● **INFORMATION**:
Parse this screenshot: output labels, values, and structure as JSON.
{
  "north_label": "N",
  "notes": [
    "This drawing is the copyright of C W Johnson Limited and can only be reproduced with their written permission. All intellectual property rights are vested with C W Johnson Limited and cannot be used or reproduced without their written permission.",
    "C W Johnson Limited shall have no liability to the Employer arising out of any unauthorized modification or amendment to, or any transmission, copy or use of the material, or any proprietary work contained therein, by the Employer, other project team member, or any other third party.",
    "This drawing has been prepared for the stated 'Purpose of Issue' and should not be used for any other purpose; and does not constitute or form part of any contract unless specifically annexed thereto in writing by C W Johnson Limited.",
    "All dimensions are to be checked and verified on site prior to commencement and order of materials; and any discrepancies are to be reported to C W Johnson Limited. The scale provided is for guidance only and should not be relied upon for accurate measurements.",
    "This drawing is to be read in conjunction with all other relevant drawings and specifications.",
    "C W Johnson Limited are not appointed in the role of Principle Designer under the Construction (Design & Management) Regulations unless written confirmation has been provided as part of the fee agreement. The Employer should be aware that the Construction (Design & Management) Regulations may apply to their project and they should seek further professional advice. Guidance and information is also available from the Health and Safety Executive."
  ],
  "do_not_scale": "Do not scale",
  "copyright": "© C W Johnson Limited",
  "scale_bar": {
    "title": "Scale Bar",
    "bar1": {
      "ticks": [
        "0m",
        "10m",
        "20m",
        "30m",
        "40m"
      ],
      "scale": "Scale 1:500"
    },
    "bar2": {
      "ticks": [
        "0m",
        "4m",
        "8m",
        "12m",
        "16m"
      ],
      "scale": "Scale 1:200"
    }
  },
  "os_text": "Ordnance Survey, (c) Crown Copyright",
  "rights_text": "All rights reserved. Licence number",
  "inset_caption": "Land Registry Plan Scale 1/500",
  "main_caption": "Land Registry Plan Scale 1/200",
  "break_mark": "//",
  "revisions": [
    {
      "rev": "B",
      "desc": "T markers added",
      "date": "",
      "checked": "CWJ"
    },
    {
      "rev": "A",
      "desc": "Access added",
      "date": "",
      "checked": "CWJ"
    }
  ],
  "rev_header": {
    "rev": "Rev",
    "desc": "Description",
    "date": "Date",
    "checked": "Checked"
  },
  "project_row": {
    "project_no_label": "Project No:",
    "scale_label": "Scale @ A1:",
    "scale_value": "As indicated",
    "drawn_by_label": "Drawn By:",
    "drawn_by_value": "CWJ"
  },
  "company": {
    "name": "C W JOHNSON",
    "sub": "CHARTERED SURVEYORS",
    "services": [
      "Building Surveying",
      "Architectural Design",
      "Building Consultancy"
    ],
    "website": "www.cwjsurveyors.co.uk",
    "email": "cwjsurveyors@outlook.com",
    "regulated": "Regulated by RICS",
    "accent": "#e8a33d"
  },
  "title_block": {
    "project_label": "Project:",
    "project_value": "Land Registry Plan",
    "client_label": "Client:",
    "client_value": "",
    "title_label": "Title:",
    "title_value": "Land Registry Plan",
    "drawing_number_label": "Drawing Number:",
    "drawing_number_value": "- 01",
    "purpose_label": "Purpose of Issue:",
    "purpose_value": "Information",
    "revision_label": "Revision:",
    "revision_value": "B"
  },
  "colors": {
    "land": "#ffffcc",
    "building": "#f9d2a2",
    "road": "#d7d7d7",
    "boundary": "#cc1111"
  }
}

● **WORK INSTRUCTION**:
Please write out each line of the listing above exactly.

● **ANSWER TO THIS EXERCISE**:
Parse this screenshot: output labels, values, and structure as JSON.
{
  "north_label": "N",
  "notes": [
    "This drawing is the copyright of C W Johnson Limited and can only be reproduced with their written permission. All intellectual property rights are vested with C W Johnson Limited and cannot be used or reproduced without their written permission.",
    "C W Johnson Limited shall have no liability to the Employer arising out of any unauthorized modification or amendment to, or any transmission, copy or use of the material, or any proprietary work contained therein, by the Employer, other project team member, or any other third party.",
    "This drawing has been prepared for the stated 'Purpose of Issue' and should not be used for any other purpose; and does not constitute or form part of any contract unless specifically annexed thereto in writing by C W Johnson Limited.",
    "All dimensions are to be checked and verified on site prior to commencement and order of materials; and any discrepancies are to be reported to C W Johnson Limited. The scale provided is for guidance only and should not be relied upon for accurate measurements.",
    "This drawing is to be read in conjunction with all other relevant drawings and specifications.",
    "C W Johnson Limited are not appointed in the role of Principle Designer under the Construction (Design & Management) Regulations unless written confirmation has been provided as part of the fee agreement. The Employer should be aware that the Construction (Design & Management) Regulations may apply to their project and they should seek further professional advice. Guidance and information is also available from the Health and Safety Executive."
  ],
  "do_not_scale": "Do not scale",
  "copyright": "© C W Johnson Limited",
  "scale_bar": {
    "title": "Scale Bar",
    "bar1": {
      "ticks": [
        "0m",
        "10m",
        "20m",
        "30m",
        "40m"
      ],
      "scale": "Scale 1:500"
    },
    "bar2": {
      "ticks": [
        "0m",
        "4m",
        "8m",
        "12m",
        "16m"
      ],
      "scale": "Scale 1:200"
    }
  },
  "os_text": "Ordnance Survey, (c) Crown Copyright",
  "rights_text": "All rights reserved. Licence number",
  "inset_caption": "Land Registry Plan Scale 1/500",
  "main_caption": "Land Registry Plan Scale 1/200",
  "break_mark": "//",
  "revisions": [
    {
      "rev": "B",
      "desc": "T markers added",
      "date": "",
      "checked": "CWJ"
    },
    {
      "rev": "A",
      "desc": "Access added",
      "date": "",
      "checked": "CWJ"
    }
  ],
  "rev_header": {
    "rev": "Rev",
    "desc": "Description",
    "date": "Date",
    "checked": "Checked"
  },
  "project_row": {
    "project_no_label": "Project No:",
    "scale_label": "Scale @ A1:",
    "scale_value": "As indicated",
    "drawn_by_label": "Drawn By:",
    "drawn_by_value": "CWJ"
  },
  "company": {
    "name": "C W JOHNSON",
    "sub": "CHARTERED SURVEYORS",
    "services": [
      "Building Surveying",
      "Architectural Design",
      "Building Consultancy"
    ],
    "website": "www.cwjsurveyors.co.uk",
    "email": "cwjsurveyors@outlook.com",
    "regulated": "Regulated by RICS",
    "accent": "#e8a33d"
  },
  "title_block": {
    "project_label": "Project:",
    "project_value": "Land Registry Plan",
    "client_label": "Client:",
    "client_value": "",
    "title_label": "Title:",
    "title_value": "Land Registry Plan",
    "drawing_number_label": "Drawing Number:",
    "drawing_number_value": "- 01",
    "purpose_label": "Purpose of Issue:",
    "purpose_value": "Information",
    "revision_label": "Revision:",
    "revision_value": "B"
  },
  "colors": {
    "land": "#ffffcc",
    "building": "#f9d2a2",
    "road": "#d7d7d7",
    "boundary": "#cc1111"
  }
}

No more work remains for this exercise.